Within moments of leaving your hotel in central Amsterdam to explore the Dutch capital you will understand why it has earned the nickname of the Venice of the North. The city's canal ring district is actually a UNESCO World Heritage site, so is well worth visiting.
Indeed, Amsterdam has used artificial waterways since the 14th century, although they started to be built in abundance in the 17th century when local officials decided to create three concentric routes around the historic city centre.
Appearing almost like a spider's web, a series of smaller waterways crosses the three main semicircles, with the result being that walking through here is almost like island-hopping. You will spot a bridge at almost every turn, connecting the 90 miniature isles to each other.
In total, the canals span 100 km and there are 1,500 bridges crossing them, so the decision to build this network of waterways was really quite a major one. In order to achieve this the fortified borders of the city actually had to be moved!
Until the late 1500s, the city's boundaries had been protected by a moat called the Singel. However, with the construction of the new waterway system the Singelgracht was created to act as the outer limit of Amsterdam.
In order to expand the city and carry out the construction work, the swampland that previously covered the ground was drained using the arched canals, with the resulting dry lands reserved for urbanisation.
It was the largest extension of a city of its time and a reflection of the important role Amsterdam played in world trade during the 1700s. It is also a great example of successful town planning in action. So perfect was the city deemed to be that it was used as a reference by other major metropolises considering expansion, including those in England, Sweden and Russia.
Aside from the Singel, the other main canals in the city are the Herengracht, Keizersgracht and Prinsengracht. Herengracht is the first of the three and is a great place to wander along if you want to see evidence of the city's prosperous past. At an area known as the Golden Bend stands a series of large mansions, many of which have beautiful facades including arched roofs and columns, and internal gardens.

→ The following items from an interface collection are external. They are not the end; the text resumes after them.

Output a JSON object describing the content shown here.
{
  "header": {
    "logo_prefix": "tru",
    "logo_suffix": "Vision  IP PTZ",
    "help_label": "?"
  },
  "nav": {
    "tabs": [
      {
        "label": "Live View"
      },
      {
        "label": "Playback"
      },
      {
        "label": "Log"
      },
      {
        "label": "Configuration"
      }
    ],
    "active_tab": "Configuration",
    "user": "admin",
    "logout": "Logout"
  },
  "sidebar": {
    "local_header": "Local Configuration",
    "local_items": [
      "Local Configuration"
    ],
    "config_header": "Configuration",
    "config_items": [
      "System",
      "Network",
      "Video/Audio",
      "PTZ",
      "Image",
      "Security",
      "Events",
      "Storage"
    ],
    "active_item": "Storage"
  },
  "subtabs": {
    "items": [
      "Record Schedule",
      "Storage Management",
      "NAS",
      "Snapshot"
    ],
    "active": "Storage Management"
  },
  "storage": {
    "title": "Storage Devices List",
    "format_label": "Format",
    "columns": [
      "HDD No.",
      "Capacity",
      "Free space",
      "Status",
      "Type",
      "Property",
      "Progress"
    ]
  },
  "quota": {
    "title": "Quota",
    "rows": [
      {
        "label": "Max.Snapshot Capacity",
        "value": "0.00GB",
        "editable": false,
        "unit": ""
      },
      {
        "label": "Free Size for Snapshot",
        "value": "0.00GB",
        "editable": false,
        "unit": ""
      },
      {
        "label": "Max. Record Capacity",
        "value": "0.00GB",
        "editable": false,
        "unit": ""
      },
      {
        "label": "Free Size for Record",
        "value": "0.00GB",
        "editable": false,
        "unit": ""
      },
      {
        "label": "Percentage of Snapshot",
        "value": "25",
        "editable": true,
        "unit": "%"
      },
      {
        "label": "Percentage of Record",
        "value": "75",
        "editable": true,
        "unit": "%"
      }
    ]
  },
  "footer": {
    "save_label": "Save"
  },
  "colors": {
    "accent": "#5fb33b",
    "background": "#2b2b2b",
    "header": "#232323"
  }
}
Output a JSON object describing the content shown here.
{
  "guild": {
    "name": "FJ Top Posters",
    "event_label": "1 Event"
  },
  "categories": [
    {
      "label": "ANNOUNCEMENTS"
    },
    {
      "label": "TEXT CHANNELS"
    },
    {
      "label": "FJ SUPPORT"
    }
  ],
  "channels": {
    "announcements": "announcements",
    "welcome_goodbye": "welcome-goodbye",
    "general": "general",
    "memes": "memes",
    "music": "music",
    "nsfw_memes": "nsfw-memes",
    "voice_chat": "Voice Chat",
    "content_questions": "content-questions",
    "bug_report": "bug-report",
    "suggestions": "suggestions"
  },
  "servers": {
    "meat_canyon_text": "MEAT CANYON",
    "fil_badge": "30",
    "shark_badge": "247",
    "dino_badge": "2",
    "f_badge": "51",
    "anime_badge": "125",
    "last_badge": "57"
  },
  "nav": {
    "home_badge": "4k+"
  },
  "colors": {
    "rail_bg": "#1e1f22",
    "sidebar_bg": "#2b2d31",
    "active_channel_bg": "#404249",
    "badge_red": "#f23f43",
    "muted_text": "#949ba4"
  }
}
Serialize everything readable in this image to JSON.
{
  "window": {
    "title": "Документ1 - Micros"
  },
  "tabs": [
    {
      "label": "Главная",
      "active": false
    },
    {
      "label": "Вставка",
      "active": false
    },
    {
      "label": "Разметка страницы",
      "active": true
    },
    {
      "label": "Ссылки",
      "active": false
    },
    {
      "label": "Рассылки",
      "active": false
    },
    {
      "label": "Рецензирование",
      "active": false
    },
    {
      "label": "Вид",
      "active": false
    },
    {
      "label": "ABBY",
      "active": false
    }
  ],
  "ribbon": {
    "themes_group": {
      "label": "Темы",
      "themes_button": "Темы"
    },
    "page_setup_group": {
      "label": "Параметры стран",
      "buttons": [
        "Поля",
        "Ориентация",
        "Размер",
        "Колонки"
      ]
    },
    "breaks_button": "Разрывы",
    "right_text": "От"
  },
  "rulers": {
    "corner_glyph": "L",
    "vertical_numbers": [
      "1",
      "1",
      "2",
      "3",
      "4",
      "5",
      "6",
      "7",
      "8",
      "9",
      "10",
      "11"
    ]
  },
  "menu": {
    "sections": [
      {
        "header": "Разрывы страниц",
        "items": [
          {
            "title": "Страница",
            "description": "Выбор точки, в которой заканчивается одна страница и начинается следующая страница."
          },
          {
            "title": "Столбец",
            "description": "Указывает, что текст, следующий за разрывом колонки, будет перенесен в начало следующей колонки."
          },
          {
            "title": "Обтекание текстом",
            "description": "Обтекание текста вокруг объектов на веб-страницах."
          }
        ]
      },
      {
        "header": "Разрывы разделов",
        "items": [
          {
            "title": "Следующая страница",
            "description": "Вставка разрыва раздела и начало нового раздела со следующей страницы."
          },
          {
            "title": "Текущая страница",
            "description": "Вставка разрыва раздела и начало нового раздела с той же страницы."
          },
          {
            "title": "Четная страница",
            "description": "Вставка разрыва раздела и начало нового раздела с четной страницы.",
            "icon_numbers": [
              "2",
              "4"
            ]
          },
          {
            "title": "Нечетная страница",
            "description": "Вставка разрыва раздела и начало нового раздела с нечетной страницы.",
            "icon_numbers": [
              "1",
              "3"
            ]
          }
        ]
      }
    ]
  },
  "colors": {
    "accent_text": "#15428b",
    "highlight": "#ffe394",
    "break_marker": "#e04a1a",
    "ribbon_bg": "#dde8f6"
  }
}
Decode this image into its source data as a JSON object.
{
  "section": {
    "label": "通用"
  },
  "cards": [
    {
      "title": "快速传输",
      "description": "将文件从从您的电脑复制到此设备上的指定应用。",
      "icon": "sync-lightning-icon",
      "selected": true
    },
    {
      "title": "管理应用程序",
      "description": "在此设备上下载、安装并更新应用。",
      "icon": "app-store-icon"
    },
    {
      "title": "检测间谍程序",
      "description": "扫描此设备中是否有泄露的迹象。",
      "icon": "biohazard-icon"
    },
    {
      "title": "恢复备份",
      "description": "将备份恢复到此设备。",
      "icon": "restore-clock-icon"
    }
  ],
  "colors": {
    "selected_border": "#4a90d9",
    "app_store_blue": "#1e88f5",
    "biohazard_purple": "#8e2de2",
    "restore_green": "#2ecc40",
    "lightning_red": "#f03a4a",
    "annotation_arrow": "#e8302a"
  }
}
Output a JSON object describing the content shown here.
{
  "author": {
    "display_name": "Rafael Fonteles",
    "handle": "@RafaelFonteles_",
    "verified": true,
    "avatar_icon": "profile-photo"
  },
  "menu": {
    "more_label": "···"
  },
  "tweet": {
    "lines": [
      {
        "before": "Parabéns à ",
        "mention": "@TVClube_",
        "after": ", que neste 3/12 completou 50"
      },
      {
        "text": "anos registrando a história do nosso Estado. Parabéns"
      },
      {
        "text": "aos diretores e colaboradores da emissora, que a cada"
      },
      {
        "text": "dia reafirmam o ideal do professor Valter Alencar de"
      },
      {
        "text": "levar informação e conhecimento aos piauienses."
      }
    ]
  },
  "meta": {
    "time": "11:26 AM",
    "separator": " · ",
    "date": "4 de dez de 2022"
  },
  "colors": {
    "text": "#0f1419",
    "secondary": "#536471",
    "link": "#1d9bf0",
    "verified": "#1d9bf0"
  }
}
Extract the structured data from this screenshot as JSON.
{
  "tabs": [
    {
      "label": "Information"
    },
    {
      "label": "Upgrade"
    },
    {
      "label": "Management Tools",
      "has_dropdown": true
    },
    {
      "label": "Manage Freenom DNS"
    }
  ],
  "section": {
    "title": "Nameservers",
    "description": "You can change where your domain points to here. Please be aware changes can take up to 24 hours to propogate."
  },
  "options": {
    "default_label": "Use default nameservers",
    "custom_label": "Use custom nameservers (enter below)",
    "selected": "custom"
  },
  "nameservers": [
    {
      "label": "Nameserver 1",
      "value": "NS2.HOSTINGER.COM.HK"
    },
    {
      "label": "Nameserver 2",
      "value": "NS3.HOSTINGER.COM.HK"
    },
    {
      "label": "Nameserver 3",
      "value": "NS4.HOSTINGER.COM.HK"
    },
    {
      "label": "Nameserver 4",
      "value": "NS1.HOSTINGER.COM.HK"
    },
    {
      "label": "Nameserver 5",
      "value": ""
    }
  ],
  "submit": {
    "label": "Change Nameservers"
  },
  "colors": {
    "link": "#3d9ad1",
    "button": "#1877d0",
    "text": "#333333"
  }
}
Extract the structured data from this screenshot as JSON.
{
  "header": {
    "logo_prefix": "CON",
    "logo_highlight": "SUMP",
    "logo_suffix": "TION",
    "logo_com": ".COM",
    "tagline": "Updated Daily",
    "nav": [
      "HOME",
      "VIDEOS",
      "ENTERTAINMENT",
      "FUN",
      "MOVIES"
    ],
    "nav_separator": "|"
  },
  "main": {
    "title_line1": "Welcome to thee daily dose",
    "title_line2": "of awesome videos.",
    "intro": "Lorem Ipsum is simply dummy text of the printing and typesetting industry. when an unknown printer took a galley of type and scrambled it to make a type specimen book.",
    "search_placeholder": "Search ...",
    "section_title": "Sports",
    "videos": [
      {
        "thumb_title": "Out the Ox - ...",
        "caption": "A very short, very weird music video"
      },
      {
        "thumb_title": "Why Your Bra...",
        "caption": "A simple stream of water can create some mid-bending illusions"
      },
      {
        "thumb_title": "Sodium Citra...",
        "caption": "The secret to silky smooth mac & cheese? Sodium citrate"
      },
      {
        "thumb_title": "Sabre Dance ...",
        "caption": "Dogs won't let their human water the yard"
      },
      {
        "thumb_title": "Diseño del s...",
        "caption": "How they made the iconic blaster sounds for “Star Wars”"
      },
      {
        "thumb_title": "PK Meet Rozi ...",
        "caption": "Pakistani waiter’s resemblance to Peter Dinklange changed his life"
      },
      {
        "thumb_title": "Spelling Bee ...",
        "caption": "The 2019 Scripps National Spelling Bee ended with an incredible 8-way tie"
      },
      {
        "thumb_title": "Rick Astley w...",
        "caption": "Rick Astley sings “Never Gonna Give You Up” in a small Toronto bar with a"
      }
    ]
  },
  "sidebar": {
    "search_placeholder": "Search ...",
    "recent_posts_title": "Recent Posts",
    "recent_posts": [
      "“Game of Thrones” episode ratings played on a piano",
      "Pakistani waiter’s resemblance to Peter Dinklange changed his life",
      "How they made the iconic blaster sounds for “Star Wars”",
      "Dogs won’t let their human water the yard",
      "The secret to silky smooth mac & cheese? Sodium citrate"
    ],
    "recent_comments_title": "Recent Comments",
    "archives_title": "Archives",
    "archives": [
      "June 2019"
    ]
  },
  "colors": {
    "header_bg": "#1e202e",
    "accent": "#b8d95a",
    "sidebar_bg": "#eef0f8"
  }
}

Keizersgracht is the widest of Amsterdam's three semicircular canals, so played an important part in trade and bolstering the city's role as a maritime port. Finally, Prinsengracht is the outermost and therefore longest of the canals and many of the properties here were built when the city was at its most wealthy. This is also where you will find some of Amsterdam's other famous sites, including Anne Frank's House and the Northern Market.
To make the most of the canals while you're here, it's worth taking one of the river buses, which operate on three routes throughout Amsterdam. This allows you to get from place to place quickly and easily using the same method that people have been using for centuries.
Alternatively, you could book a seat on one of the canal boat tours. There are plenty to choose from and this is a great way to find out more about the sites you pass on your journey. Look out for the numerous houseboats moored on the side of the canal, which many locals call home.
One of the most popular boats to travel along the waterway on is the Henry Schmitz, which was built in 1898 and was once used on the Rhine River. It is beautifully decorated and the perfect place to relax and enjoy a drink as you drift through the city.